June 5, 2023

As a leader in the life insurance industry, ExamOne is committed to ensuring our clients are using current and accurate laboratory testing equipment and methodologies. About 37 million people in the United States are currently affected by chronic kidney disease (CKD), and the prevalence of ensuing kidney failure is rising.1 Insurance underwriting has used an estimated glomerular filtration rate (eGFR) that detects CKD and other kidney functions for many years.

In 2021, a task force convened by the National Kidney Foundation (NKF) and American Society of Nephrology (ASN) released the race-free equation for calculating eGFR from serum creatinine called the CKD-EPI 2021 equation.2 The report states that this equation provides an unbiased and most reasonably accurate estimation of GFR and recommends adopting this equation over others being used so that laboratories, clinicians, patients, and public health officials can make informed decisions to ensure equity and personalized care for patients with kidney diseases.

Quest Diagnostics and ExamOne are committed to adopting the recommendations from the NKF. Quest has transitioned clinical reporting to the 2021 race-free eGFR equation.
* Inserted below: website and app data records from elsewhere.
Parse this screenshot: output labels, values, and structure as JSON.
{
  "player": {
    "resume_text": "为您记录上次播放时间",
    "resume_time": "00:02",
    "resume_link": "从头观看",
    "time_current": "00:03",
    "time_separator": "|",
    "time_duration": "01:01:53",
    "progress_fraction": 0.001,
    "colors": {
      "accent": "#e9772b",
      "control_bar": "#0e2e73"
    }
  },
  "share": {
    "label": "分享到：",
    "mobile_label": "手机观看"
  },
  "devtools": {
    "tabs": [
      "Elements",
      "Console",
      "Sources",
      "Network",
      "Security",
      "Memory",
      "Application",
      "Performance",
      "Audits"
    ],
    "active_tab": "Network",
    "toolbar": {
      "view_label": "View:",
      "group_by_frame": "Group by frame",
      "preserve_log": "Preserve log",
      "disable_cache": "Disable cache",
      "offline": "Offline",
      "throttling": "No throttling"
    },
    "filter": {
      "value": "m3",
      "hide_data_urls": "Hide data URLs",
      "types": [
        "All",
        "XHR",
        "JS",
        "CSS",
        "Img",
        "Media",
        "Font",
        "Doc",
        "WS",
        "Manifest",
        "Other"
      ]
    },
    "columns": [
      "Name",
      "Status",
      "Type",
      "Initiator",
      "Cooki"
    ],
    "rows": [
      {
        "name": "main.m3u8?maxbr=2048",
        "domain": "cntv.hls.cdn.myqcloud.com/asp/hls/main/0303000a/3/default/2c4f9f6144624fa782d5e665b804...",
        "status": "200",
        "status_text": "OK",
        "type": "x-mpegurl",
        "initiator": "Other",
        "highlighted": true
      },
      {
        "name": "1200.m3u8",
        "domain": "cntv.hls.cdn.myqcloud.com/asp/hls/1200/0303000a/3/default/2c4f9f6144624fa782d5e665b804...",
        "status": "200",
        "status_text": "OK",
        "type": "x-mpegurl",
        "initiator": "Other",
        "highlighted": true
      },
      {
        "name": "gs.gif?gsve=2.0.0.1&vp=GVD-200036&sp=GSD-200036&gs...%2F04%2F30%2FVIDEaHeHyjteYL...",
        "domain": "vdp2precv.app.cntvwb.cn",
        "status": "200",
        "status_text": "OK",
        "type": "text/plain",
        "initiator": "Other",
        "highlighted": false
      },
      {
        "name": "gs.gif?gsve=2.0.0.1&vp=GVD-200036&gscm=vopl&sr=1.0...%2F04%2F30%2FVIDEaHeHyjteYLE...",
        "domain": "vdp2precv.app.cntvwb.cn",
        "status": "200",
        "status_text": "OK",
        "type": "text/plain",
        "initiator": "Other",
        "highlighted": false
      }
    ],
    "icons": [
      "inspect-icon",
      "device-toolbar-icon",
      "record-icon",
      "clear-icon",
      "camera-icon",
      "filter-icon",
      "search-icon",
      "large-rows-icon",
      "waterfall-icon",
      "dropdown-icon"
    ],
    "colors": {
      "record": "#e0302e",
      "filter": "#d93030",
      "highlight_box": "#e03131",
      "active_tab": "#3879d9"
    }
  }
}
And in the summer of 2023, ExamOne will also start transitioning to report insurance-laboratory eGFR values as calculated through the CKD-EPI 2021 equation.

As applicant race has long been an excluded variable in life insurance underwriting, the practical impact of this change for most carriers should be small. ExamOne data products tools have used race-neutral eGFR formulas since their inception and will be unaffected.

All clients requesting eGFR for the first time will automatically be set up with the CKD-EPI Creatinine 2021 equation. Clients currently using other eGFR equations will be contacted by their Account Manager with details on how to implement their migration to the new equation.

Please contact your ExamOne representative with any additional questions.


1 Centers for Disease Control and Prevention. Chronic kidney disease in the United States, 2021. Updated March 4, 2021. Accessed May 12, 2022.

2 NKF and ASN release new way to diagnose kidney diseases. National Kidney Foundation/American Society of Nephrology Task Force. Press release; September 23, 2021.

Accessibility Tools